Provide a verbatim copy of the data below.

___ EXERCISE MATERIALS

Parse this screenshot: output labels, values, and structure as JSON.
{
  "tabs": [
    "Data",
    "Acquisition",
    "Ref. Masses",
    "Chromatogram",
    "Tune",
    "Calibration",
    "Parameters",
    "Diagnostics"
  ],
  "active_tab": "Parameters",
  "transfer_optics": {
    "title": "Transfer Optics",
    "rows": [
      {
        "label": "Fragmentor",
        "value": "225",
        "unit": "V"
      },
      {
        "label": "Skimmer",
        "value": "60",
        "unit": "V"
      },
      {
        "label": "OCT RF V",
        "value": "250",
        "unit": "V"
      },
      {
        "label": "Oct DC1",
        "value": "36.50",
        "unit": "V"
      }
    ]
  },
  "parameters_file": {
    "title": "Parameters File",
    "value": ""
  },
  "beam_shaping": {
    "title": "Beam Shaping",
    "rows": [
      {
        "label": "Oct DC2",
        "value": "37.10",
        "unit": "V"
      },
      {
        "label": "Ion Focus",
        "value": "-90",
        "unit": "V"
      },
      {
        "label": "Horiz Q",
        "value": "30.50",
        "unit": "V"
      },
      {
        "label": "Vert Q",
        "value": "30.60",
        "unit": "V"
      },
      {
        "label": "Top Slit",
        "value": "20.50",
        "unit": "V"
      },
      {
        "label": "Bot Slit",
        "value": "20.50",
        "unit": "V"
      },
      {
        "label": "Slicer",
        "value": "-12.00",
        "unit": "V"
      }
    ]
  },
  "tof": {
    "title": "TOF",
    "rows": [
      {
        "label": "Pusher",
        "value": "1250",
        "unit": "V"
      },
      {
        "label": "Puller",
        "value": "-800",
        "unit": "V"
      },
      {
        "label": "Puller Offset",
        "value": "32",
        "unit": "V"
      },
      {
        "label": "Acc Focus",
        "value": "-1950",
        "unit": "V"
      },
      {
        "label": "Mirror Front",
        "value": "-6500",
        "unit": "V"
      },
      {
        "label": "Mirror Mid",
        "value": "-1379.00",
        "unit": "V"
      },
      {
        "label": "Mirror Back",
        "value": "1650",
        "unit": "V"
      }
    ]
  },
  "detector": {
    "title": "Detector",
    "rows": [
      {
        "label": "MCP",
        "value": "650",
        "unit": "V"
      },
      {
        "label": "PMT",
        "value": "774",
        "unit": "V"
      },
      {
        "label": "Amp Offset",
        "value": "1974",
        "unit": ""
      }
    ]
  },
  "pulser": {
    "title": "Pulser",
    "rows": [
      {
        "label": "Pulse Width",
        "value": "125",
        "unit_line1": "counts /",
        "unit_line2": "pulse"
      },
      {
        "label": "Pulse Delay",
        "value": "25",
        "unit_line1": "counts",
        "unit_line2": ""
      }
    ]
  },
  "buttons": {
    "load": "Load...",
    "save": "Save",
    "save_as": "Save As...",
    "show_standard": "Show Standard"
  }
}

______

→ TASK RESPONSE
Parse this screenshot: output labels, values, and structure as JSON.
{
  "tabs": [
    "Data",
    "Acquisition",
    "Ref. Masses",
    "Chromatogram",
    "Tune",
    "Calibration",
    "Parameters",
    "Diagnostics"
  ],
  "active_tab": "Parameters",
  "transfer_optics": {
    "title": "Transfer Optics",
    "rows": [
      {
        "label": "Fragmentor",
        "value": "225",
        "unit": "V"
      },
      {
        "label": "Skimmer",
        "value": "60",
        "unit": "V"
      },
      {
        "label": "OCT RF V",
        "value": "250",
        "unit": "V"
      },
      {
        "label": "Oct DC1",
        "value": "36.50",
        "unit": "V"
      }
    ]
  },
  "parameters_file": {
    "title": "Parameters File",
    "value": ""
  },
  "beam_shaping": {
    "title": "Beam Shaping",
    "rows": [
      {
        "label": "Oct DC2",
        "value": "37.10",
        "unit": "V"
      },
      {
        "label": "Ion Focus",
        "value": "-90",
        "unit": "V"
      },
      {
        "label": "Horiz Q",
        "value": "30.50",
        "unit": "V"
      },
      {
        "label": "Vert Q",
        "value": "30.60",
        "unit": "V"
      },
      {
        "label": "Top Slit",
        "value": "20.50",
        "unit": "V"
      },
      {
        "label": "Bot Slit",
        "value": "20.50",
        "unit": "V"
      },
      {
        "label": "Slicer",
        "value": "-12.00",
        "unit": "V"
      }
    ]
  },
  "tof": {
    "title": "TOF",
    "rows": [
      {
        "label": "Pusher",
        "value": "1250",
        "unit": "V"
      },
      {
        "label": "Puller",
        "value": "-800",
        "unit": "V"
      },
      {
        "label": "Puller Offset",
        "value": "32",
        "unit": "V"
      },
      {
        "label": "Acc Focus",
        "value": "-1950",
        "unit": "V"
      },
      {
        "label": "Mirror Front",
        "value": "-6500",
        "unit": "V"
      },
      {
        "label": "Mirror Mid",
        "value": "-1379.00",
        "unit": "V"
      },
      {
        "label": "Mirror Back",
        "value": "1650",
        "unit": "V"
      }
    ]
  },
  "detector": {
    "title": "Detector",
    "rows": [
      {
        "label": "MCP",
        "value": "650",
        "unit": "V"
      },
      {
        "label": "PMT",
        "value": "774",
        "unit": "V"
      },
      {
        "label": "Amp Offset",
        "value": "1974",
        "unit": ""
      }
    ]
  },
  "pulser": {
    "title": "Pulser",
    "rows": [
      {
        "label": "Pulse Width",
        "value": "125",
        "unit_line1": "counts /",
        "unit_line2": "pulse"
      },
      {
        "label": "Pulse Delay",
        "value": "25",
        "unit_line1": "counts",
        "unit_line2": ""
      }
    ]
  },
  "buttons": {
    "load": "Load...",
    "save": "Save",
    "save_as": "Save As...",
    "show_standard": "Show Standard"
  }
}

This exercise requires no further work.